Steve Boger starts his show at the Carroll County 4-H Fair with a trilling bugle call, the quick welcome tune that is synonymous with opening ceremonies at a racetrack.
But his are not your typical races.
There are no jockeys for these snout-nosed racers. They wear "mini-piggy silks" (actually made of felt) emblazoned with their number. And Boger's mouth runs a mile a minute as he calls the racers' 10-second bolt around the miniature track in pursuit of victory.
Welcome to the Ham Bone Express pig races.
"This is not like a horse race, mmm mmmmm," Boger, 47, tells the crowd drawn to his corner of the Westminster fairgrounds from the moment he puts on the country music to signal show time.
"Horses race for the roses. And greyhound dogs will actually follow a mechanical rabbit around the track. My little piggies are so smart that they'll race for an Oreo cookie."
The free 15-minute shows - four races with four pigs each, served with a hearty helping or two of Boger's corny jokes - have become one of the most popular attractions at Carroll's weeklong fair.
The races are run four to five times a day.
"It's a big draw," fair manager Barry C. Lippy said. "People have come back from last year just to see the pigs race again. It's a really good show."
He said it cost the fair several thousand dollars to have Boger's show there for six days.
It's the kind of show that attracts mostly little kids. Many youngsters - especially those who spend the whole week at the fair competing in the various 4-H contests - scramble into the bleachers that surround the track two and three times a day to see the same routine.
"I like how they run and race and win," gushed 8-year-old James Rawlings, whose family lives on a cattle farm about 10 miles north of Westminster. "I like how they're cute. They're so cute."
For James, the pig races are one of the best things about the annual fair. One of the best things about summer, even. Seeing the pigs race has persuaded him to race pigs when he grows up, rather than racecars.

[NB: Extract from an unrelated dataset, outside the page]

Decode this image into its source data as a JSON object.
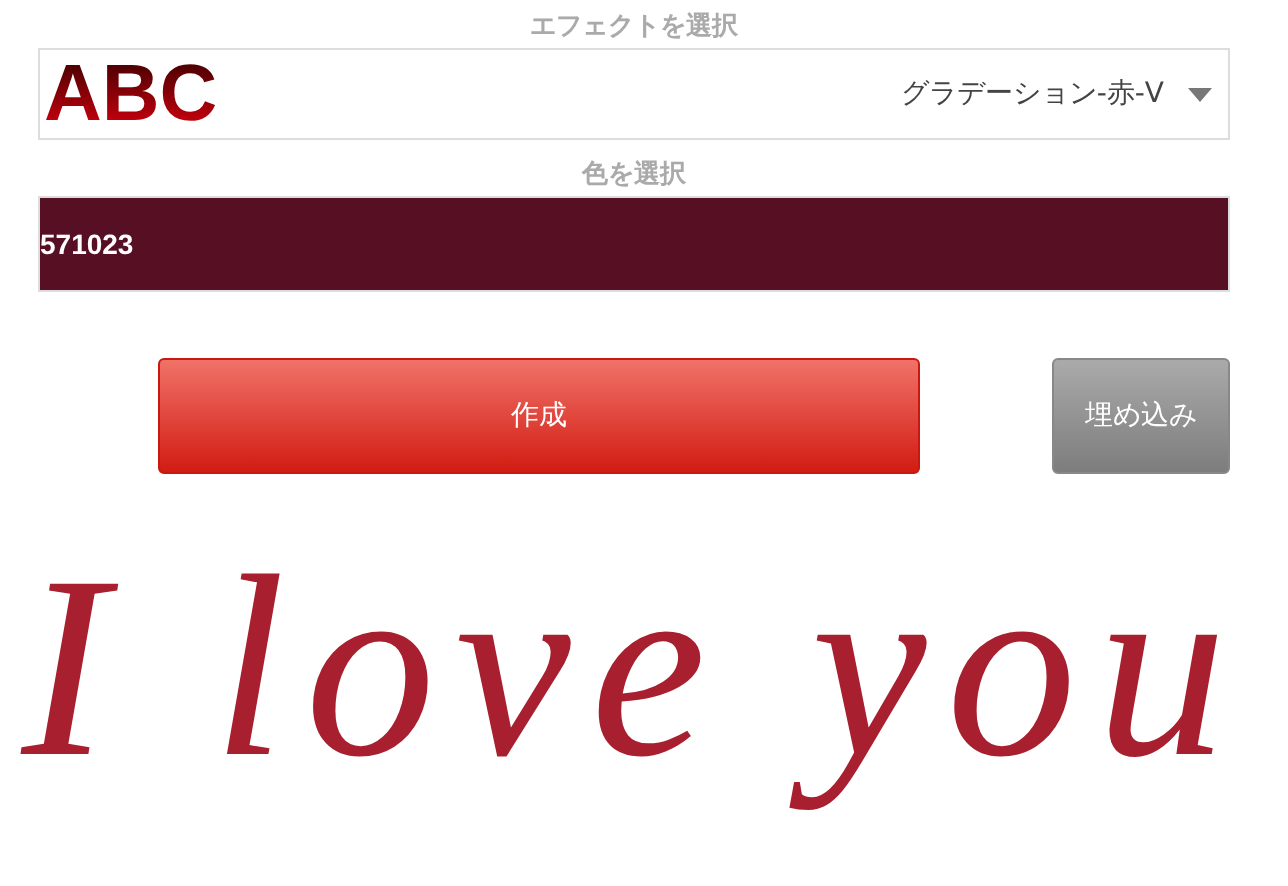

In addition to inspiring career choices, Boger's show keeps the moms and dads in the audience chuckling with his tongue-in-cheek humor.
He deadpans about the tragedy that struck his pig racing operation when a slick track caused one swine to pull a hamstring.

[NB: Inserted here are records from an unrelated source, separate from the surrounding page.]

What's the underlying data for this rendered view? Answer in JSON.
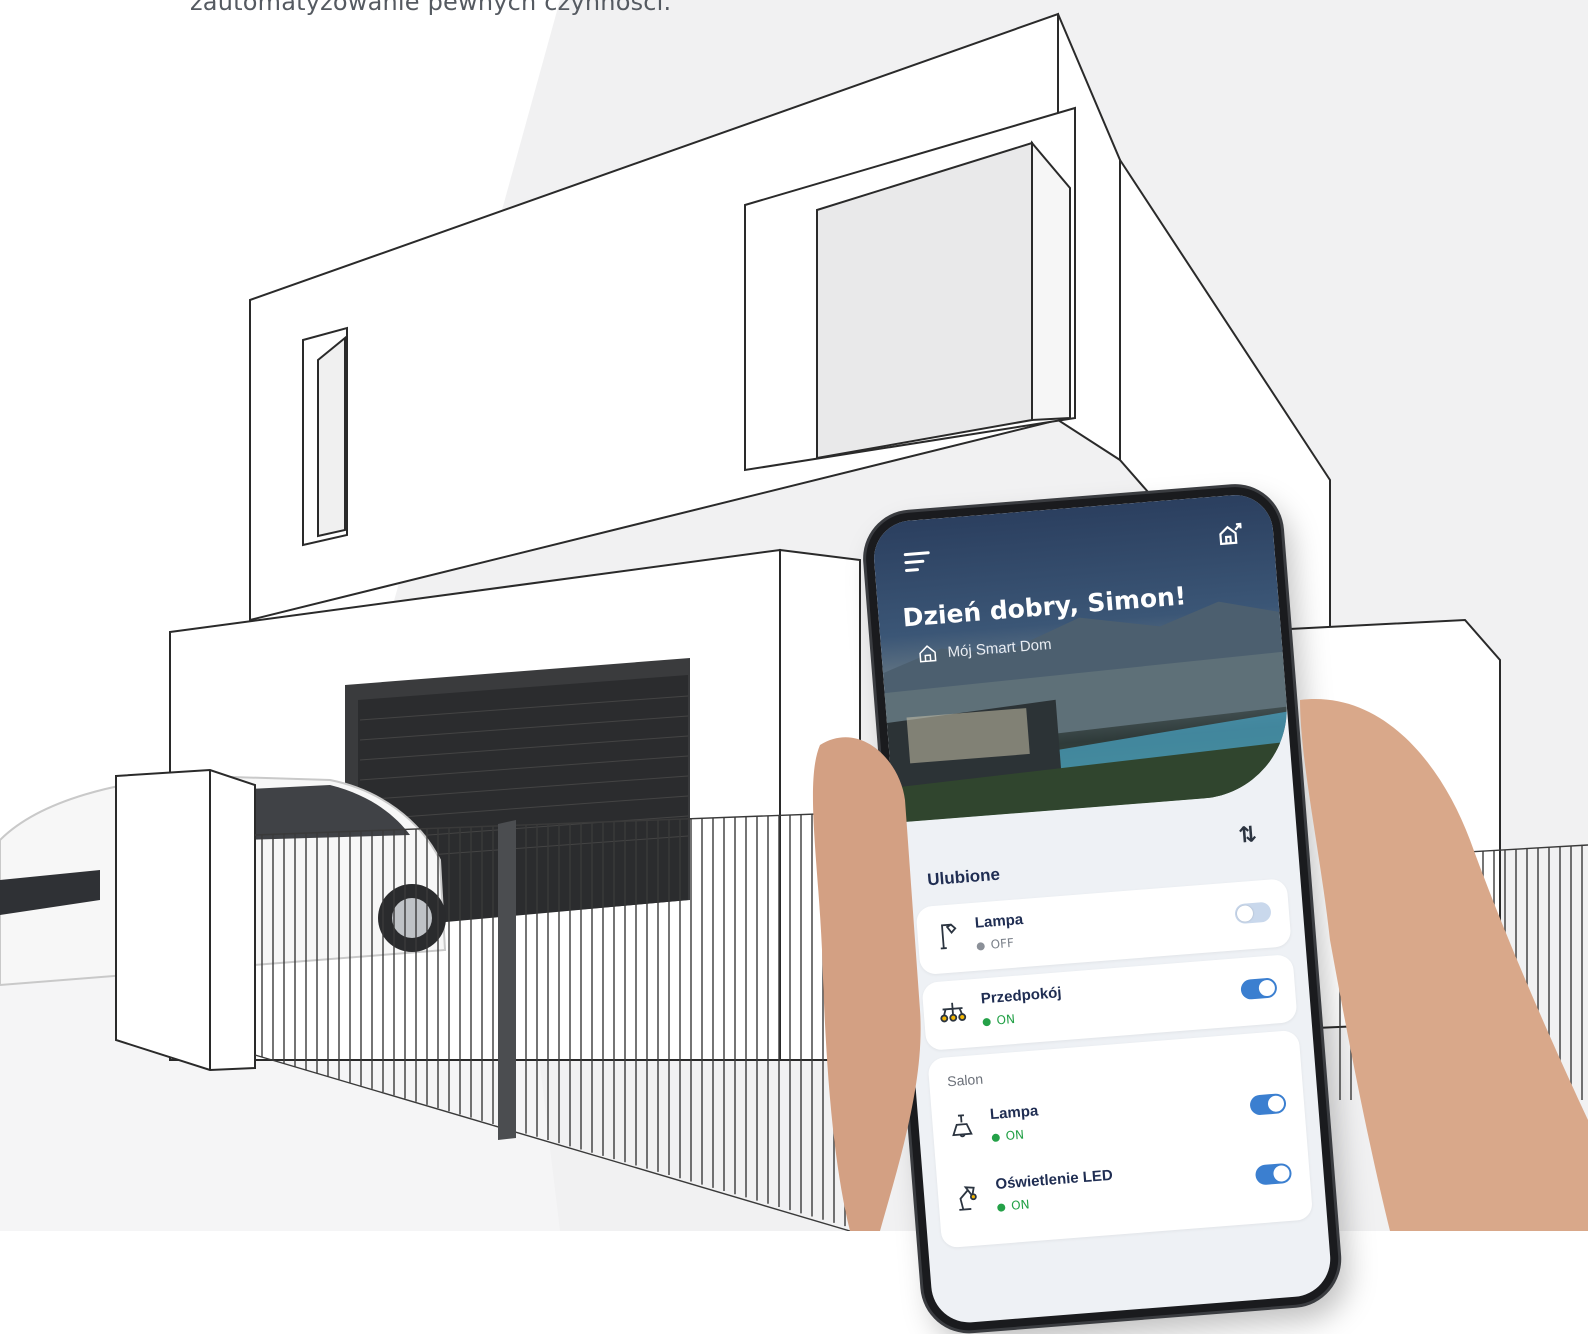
{
  "intro": {
    "text": "zautomatyzowanie pewnych czynności."
  },
  "app": {
    "greeting": "Dzień dobry, Simon!",
    "home_name": "Mój Smart Dom",
    "favorites_title": "Ulubione",
    "icons": {
      "menu": "hamburger-menu-icon",
      "home_share": "home-share-icon",
      "sort": "sort-icon"
    },
    "favorites": [
      {
        "name": "Lampa",
        "status": "OFF",
        "on": false,
        "icon": "floor-lamp-icon"
      },
      {
        "name": "Przedpokój",
        "status": "ON",
        "on": true,
        "icon": "chandelier-icon"
      }
    ],
    "rooms": [
      {
        "room": "Salon",
        "devices": [
          {
            "name": "Lampa",
            "status": "ON",
            "on": true,
            "icon": "ceiling-lamp-icon"
          },
          {
            "name": "Oświetlenie LED",
            "status": "ON",
            "on": true,
            "icon": "desk-lamp-icon"
          }
        ]
      }
    ],
    "colors": {
      "primary": "#1f2d52",
      "toggle_on": "#3b7fd0",
      "toggle_off": "#c9d8ec",
      "status_on": "#24a148"
    }
  }
}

Announcing one team of racers, he jokes that now is the time for all the photographers in the crowd to take advantage of their high-speed film.
And then there are the names of his pigs.
The country and western runners - "from Memphis," Boger says - are named Dolly Porkin, Barbara Swine-del, Swine-nona Judd and Billy Ray Swine-rus. The movie star racers are Nicole Pigman, Arnold Schwarzen-pigger, Oprah Ham-frey and Kevin Bacon.
And with a nod to his home state of Arkansas, his fastest bunch of porkers hail from the Bill Clinton Racing Stables in Washington, D.C. "They are Slick Willie, Miss Hillary Hog, Mr. Al Boar," Boger says, "and America's sweetheart, here she comes, Monica Piginsky."
For about 49 weeks of the year, Boger takes this act on the road, hauling his 53-foot trailer and 17 swine from fair to fair, mostly up and down the East Coast. He spends his winters in Puerto Rico, where his pigs race at three different fairs, and typically hits 20 states in an average year.
Boger's "home" is in Springdale, Ark., where his wife of 28 years works as a nurse, though he only spent three weeks there last year.
"We've been working 28 days straight without a day off now in four different cities," he said as he got ready for the day's races one morning this week. "I say `work,' but it's not really like work. The worst part is fighting the traffic from town to town."
Boger has been racing pigs for about the past five years, ever since a similar act at a fair in Baton Rouge made him laugh. Before that, Boger, his wife and three children traveled the country with his family's 150-animal educational petting zoo. And before that, they performed with buffalo and mountain lions in the Ringling Bros. and Barnum & Bailey Circus.
By his own estimation, Boger has set foot in every state at least 10 times and seen every major tourist attraction the United States has to offer.
Four of his five brothers and his sister earn a living by working with animals. One brother runs a pig racing show nearly identical to his own. Another made national headlines in May when his trio of tic-tac-toe-performing chickens was snatched from a Pennsylvania fair. Boger's 72-year-old father, Bunky, still travels with the family's petting zoo.
Of the 30 or so fairs that he attends each year, Boger counts Carroll County's among his favorites.
"It's a smaller fair but it's all good, country people who come to have a good time," he said. "Most fairs these days have these big, huge carnivals. This is all completely different. This one is a good, clean county fair."